But she also said she would not keep lawmakers around so long that the next budget year’s funding becomes a potential issue.
“I’m not going to shut down (state government) if that’s what you’re asking me. … We’re not going to do that,” Reynolds said. “I’m going to give it every effort. I feel I still have some opportunity. … But at some point you’ve got to just figure out you’re at an impasse. If we get there, then we take a look at the budget, and then we go home and I continue to work on it over the interim. I’ll be back next year with it, if I don’t get it through. I believe that strongly in what I’m working on.”
The proposal, as passed by Senate Republicans, would allow up to 10,000 students from families at or below 400 percent of the federal poverty level to receive a scholarship of roughly $5,500 to attend a private school. The money would come from the state funding that was dedicated to the public school that the student would have attended, which is roughly $7,700 per student. A portion of the remaining per-pupil funding would go into a state account to help small, rural schools that may lose multiple students and thus a significant percentage of their funding.

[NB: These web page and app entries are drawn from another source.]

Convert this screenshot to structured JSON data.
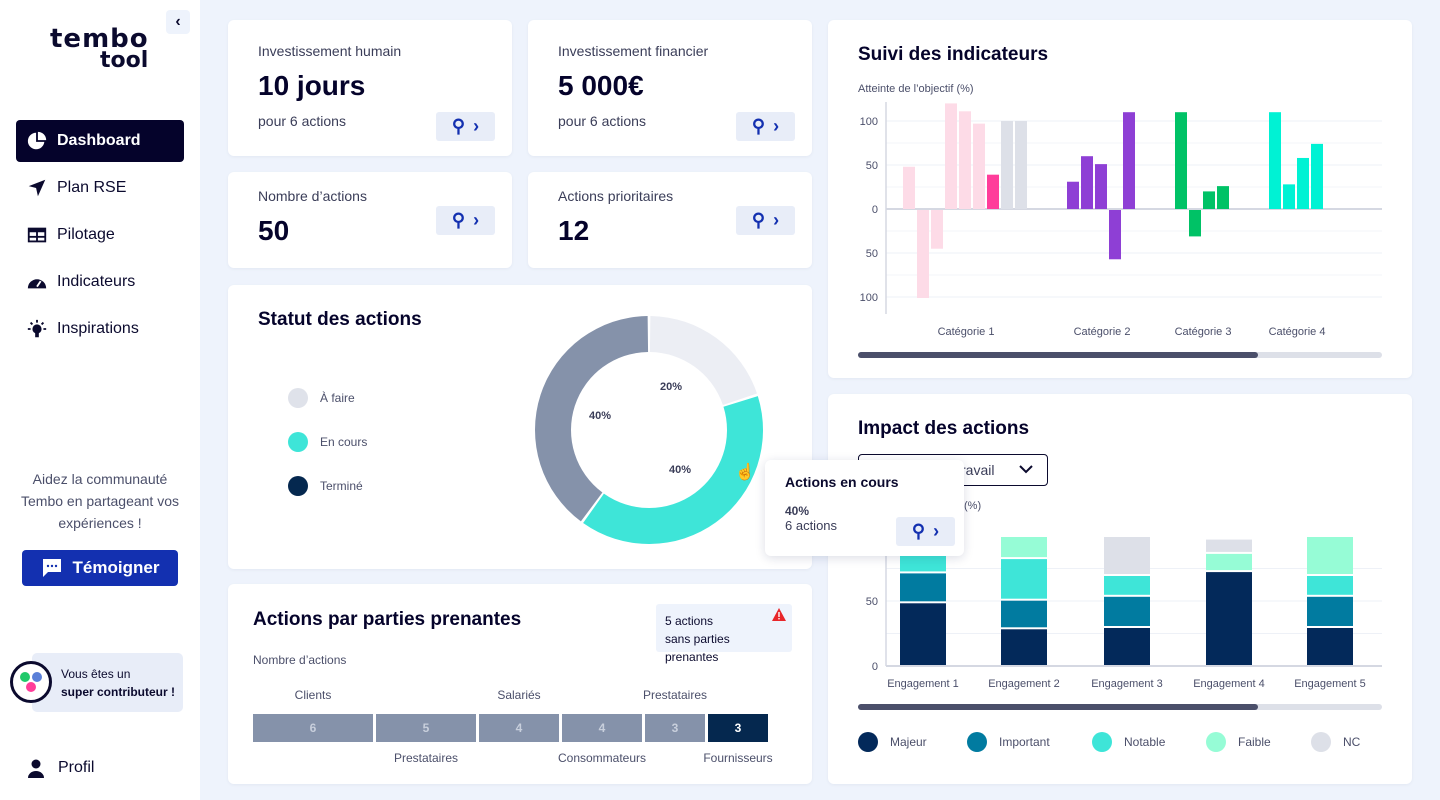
{
  "sidebar": {
    "logo_line1": "tembo",
    "logo_line2": "tool",
    "items": [
      {
        "label": "Dashboard",
        "icon": "pie-chart-icon"
      },
      {
        "label": "Plan RSE",
        "icon": "navigation-arrow-icon"
      },
      {
        "label": "Pilotage",
        "icon": "table-icon"
      },
      {
        "label": "Indicateurs",
        "icon": "gauge-icon"
      },
      {
        "label": "Inspirations",
        "icon": "lightbulb-icon"
      }
    ],
    "help_text": "Aidez la communauté Tembo en partageant vos expériences !",
    "testimony_button": "Témoigner",
    "badge_line1": "Vous êtes un",
    "badge_line2": "super contributeur !",
    "profile": "Profil"
  },
  "kpis": [
    {
      "label": "Investissement humain",
      "value": "10 jours",
      "sub": "pour 6 actions"
    },
    {
      "label": "Investissement financier",
      "value": "5 000€",
      "sub": "pour 6 actions"
    },
    {
      "label": "Nombre d’actions",
      "value": "50"
    },
    {
      "label": "Actions prioritaires",
      "value": "12"
    }
  ],
  "status": {
    "title": "Statut des actions",
    "legend": [
      {
        "label": "À faire",
        "color": "#dfe2ea"
      },
      {
        "label": "En cours",
        "color": "#3ee5d8"
      },
      {
        "label": "Terminé",
        "color": "#05284f"
      }
    ],
    "chart_data": {
      "type": "pie",
      "slices": [
        {
          "label": "À faire",
          "value": 20,
          "color": "#eceef4"
        },
        {
          "label": "En cours",
          "value": 40,
          "color": "#3ee5d8"
        },
        {
          "label": "Terminé",
          "value": 40,
          "color": "#8592aa"
        }
      ],
      "labels": [
        "20%",
        "40%",
        "40%"
      ]
    },
    "tooltip": {
      "title": "Actions en cours",
      "percent": "40%",
      "count": "6 actions"
    }
  },
  "stakeholders": {
    "title": "Actions par parties prenantes",
    "ylabel": "Nombre d’actions",
    "warning_line1": "5 actions",
    "warning_line2": "sans parties prenantes",
    "chart_data": {
      "type": "bar",
      "categories": [
        "Clients",
        "Prestataires",
        "Salariés",
        "Consommateurs",
        "Prestataires",
        "Fournisseurs"
      ],
      "values": [
        6,
        5,
        4,
        4,
        3,
        3
      ]
    }
  },
  "indicators": {
    "title": "Suivi des indicateurs",
    "chart_data": {
      "type": "bar",
      "ylabel": "Atteinte de l’objectif (%)",
      "yticks": [
        "100",
        "50",
        "0",
        "50",
        "100"
      ],
      "ylim": [
        -100,
        120
      ],
      "categories": [
        "Catégorie 1",
        "Catégorie 2",
        "Catégorie 3",
        "Catégorie 4"
      ],
      "series": [
        {
          "category": "Catégorie 1",
          "values": [
            48,
            -100,
            -44,
            120,
            111,
            97,
            39,
            100,
            100
          ],
          "colors": [
            "#fddbe7",
            "#fddbe7",
            "#fddbe7",
            "#fddbe7",
            "#fddbe7",
            "#fddbe7",
            "#ff3d9a",
            "#dde0e8",
            "#dde0e8"
          ]
        },
        {
          "category": "Catégorie 2",
          "values": [
            31,
            60,
            51,
            -56,
            110
          ],
          "color": "#8e3fd5"
        },
        {
          "category": "Catégorie 3",
          "values": [
            110,
            -30,
            20,
            26
          ],
          "color": "#00c266"
        },
        {
          "category": "Catégorie 4",
          "values": [
            110,
            28,
            58,
            74
          ],
          "color": "#00f2d4"
        }
      ]
    }
  },
  "impact": {
    "title": "Impact des actions",
    "dropdown_value": "ravail",
    "ylabel": "(%)",
    "chart_data": {
      "type": "bar",
      "stacked": true,
      "yticks": [
        "0",
        "50"
      ],
      "categories": [
        "Engagement 1",
        "Engagement 2",
        "Engagement 3",
        "Engagement 4",
        "Engagement 5"
      ],
      "series": [
        {
          "name": "Majeur",
          "color": "#03295a",
          "values": [
            49,
            29,
            30,
            73,
            30
          ]
        },
        {
          "name": "Important",
          "color": "#017ba0",
          "values": [
            23,
            22,
            24,
            0,
            24
          ]
        },
        {
          "name": "Notable",
          "color": "#3ee5d8",
          "values": [
            28,
            32,
            16,
            0,
            16
          ]
        },
        {
          "name": "Faible",
          "color": "#96fcd6",
          "values": [
            0,
            17,
            0,
            14,
            30
          ]
        },
        {
          "name": "NC",
          "color": "#dde0e8",
          "values": [
            0,
            0,
            30,
            11,
            0
          ]
        }
      ]
    }
  }
}
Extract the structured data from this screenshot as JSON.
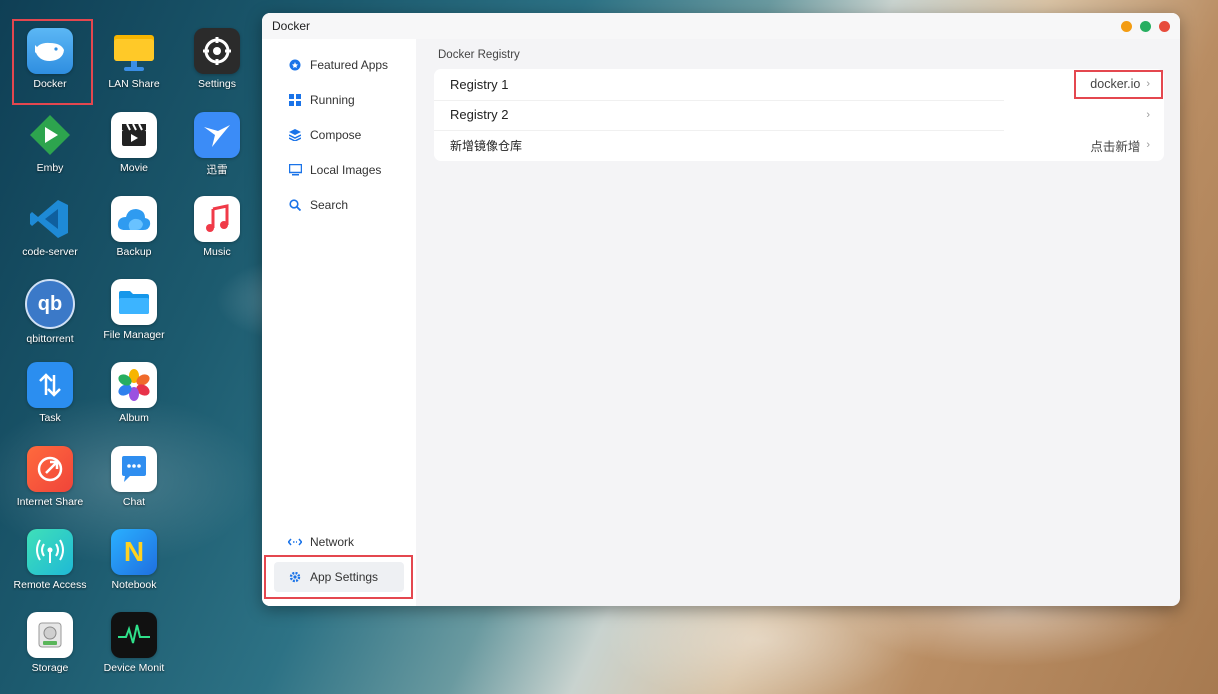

The proposal, Senate File 2369, passed the Iowa Senate on a 31-18 vote with only Republican support. It has not been debated in the Iowa House because not enough of the 60 House Republicans are willing to vote for it. It would need 51 votes to pass in the 100-member House.
The provision that would set aside funding for small, rural schools was one concession Reynolds made after last year’s proposal failed to pass largely because of opposition from House Republicans who represent rural districts with small schools. Another possible compromise being floated this year would set a baseline enrollment level for which schools would be eligible. Such a provision would, theoretically, make the state’s smallest schools ineligible for the program and, supporters hope, make it a more palatable “yes” vote for some House Republicans.
“I’m willing to listen to a lot of suggestions that maybe (House Republican holdouts) have in order to get this through and to start a pilot program,” Reynolds said.
Democrats have remained united in their opposition to the proposal, no matter its form. No Democrat voted for the Senate bill, and there has been no indication any would in the House.
Democrats say the proposal would put public schools in danger by the way it diverts state funding to the private school scholarships.
“It’s clear and important to point out that the reason that Republicans are having so much trouble getting votes on vouchers, besides the fact that vouchers are bad for Iowa kids and Iowa communities, is the fact that Democrats stand united against school vouchers,” said Rep. Jennifer Konfrst, leader of the minority House Democrats from Windsor Heights. “They’re having to fish within the Republican caucus because not one Democrat will support school vouchers, because we know they’re bad for Iowa kids.”
Some House Republicans are already facing political pressure over their stance on the legislation.
Rep. Jon Thorup, a Republican from Knoxville, roughly a week ago said in a statement to The Gazette’s Des Moines Bureau that he would vote against the bill because of uncertainty in Iowa and around the world, and that a new state law will significantly reduce state income taxes and potentially impact future state revenues.
Then the prominent and politically active conservative political action organization Americans for Prosperity announced a round of endorsements for statehouse races, and among them was its endorsement of Barb Kniff-McCulla, a Republican candidate who is challenging Thorup in the primary election.
In a news release, Americans for Prosperity specifically cited the candidate’s support for the governor’s private school tuition assistance proposal.
When asked whether she would use her political capital or resources to work against the election of Republicans who will not vote for the bill, Reynolds said she is spending her time advocating for the bill.
“I’m out there advocating for a priority of mine, and this is a priority of mine,” Reynolds said. “I’m going to, of course, look for candidates that support some of the priorities that I do, and I don’t think that that’s unreasonable.”